GuideStar worked with BoardSource, the national leader in nonprofit board leadership and governance, to create this section.

  • Board orientation and education
    Does the board conduct a formal orientation for new board members and require all board members to sign a written agreement regarding their roles, responsibilities, and expectations? Yes
  • CEO oversight
    Has the board conducted a formal, written assessment of the chief executive within the past year ? Yes
  • Ethics and transparency
    Have the board and senior staff reviewed the conflict-of-interest policy and completed and signed disclosure statements in the past year? Yes
  • Board composition
    Does the board ensure an inclusive board member recruitment process that results in diversity of thought and leadership? Yes
  • Board performance
    Has the board conducted a formal, written self-assessment of its performance within the past three years? Yes

Organizational demographics

SOURCE: Self-reported; last updated 04/14/2021

Who works and leads organizations that serve our diverse communities? GuideStar partnered on this section with CHANGE Philanthropy and Equity in the Center.

Leadership

The organization's leader identifies as:

Race & ethnicity
White/Caucasian/European
Gender identity
Male, Not transgender (cisgender)
Sexual orientation
Heterosexual or Straight
Disability status
Decline to state

Race & ethnicity

Gender identity

 

Sexual orientation

Disability

We do not display disability information for organizations with fewer than 15 staff.

Equity strategies

Last updated: 04/14/2021

GuideStar partnered with Equity in the Center - an organization that works to shift mindsets, practices, and systems to increase racial equity - to create this section.

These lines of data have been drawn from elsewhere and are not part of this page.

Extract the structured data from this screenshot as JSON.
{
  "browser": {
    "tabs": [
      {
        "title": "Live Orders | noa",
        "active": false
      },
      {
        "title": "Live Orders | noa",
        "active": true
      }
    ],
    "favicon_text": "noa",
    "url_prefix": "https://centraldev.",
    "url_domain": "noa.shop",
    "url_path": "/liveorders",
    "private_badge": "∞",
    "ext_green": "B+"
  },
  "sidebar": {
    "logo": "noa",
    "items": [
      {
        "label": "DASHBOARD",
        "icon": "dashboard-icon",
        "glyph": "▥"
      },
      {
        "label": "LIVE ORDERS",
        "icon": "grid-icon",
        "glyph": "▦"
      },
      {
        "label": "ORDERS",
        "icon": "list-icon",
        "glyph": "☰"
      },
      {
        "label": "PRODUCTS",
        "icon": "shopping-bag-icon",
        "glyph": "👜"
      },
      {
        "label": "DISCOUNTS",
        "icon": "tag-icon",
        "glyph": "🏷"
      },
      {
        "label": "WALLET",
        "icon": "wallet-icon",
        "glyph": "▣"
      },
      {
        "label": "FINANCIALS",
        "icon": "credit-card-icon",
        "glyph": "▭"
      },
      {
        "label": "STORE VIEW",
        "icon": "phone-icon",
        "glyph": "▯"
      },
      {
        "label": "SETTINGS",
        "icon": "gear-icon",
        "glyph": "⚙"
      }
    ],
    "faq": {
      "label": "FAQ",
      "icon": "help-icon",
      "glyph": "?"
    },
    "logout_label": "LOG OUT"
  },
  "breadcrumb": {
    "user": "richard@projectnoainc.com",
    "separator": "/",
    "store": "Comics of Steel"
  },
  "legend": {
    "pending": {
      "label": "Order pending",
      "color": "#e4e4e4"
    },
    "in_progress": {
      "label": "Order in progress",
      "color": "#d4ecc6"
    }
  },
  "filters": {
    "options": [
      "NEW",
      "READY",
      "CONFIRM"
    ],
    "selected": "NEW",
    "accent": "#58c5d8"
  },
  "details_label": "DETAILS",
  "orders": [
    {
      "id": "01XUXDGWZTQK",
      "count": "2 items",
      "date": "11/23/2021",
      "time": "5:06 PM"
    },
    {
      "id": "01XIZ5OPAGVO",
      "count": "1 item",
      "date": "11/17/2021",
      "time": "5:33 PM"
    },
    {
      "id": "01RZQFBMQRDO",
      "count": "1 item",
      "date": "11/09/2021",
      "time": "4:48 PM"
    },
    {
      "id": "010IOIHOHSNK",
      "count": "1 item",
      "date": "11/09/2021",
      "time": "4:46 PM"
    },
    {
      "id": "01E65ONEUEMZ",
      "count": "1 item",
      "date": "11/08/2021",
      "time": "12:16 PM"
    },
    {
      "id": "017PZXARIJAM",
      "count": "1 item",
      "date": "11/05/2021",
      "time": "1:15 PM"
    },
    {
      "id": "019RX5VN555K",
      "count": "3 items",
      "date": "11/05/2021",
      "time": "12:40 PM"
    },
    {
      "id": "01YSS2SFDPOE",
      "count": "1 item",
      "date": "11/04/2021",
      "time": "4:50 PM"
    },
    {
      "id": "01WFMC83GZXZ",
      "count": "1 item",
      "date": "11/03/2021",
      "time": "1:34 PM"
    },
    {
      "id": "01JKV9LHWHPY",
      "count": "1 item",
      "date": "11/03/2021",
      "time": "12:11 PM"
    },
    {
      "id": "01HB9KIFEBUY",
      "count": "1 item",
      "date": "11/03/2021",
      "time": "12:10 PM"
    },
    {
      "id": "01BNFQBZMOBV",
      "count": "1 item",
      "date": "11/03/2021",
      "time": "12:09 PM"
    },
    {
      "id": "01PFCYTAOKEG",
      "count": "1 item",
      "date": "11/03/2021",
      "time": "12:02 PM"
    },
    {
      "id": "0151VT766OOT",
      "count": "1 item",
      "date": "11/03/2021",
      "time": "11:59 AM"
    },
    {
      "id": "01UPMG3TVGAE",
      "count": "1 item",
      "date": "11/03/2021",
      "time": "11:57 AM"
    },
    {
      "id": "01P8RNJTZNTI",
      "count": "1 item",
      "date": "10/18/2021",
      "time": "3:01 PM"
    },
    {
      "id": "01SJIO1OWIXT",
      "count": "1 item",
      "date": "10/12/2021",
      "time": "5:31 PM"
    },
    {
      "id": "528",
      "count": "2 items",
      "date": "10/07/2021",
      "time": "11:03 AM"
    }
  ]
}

Learn more

Data
  • We employ non-traditional ways of gathering feedback on programs and trainings, which may include interviews, roundtables, and external reviews with/by community stakeholders.
Policies and processes
  • We seek individuals from various race backgrounds for board and executive director/CEO positions within our organization.
  • We help senior leadership understand how to be inclusive leaders with learning approaches that emphasize reflection, iteration, and adaptability.
  • We measure and then disaggregate job satisfaction and retention data by race, function, level, and/or team.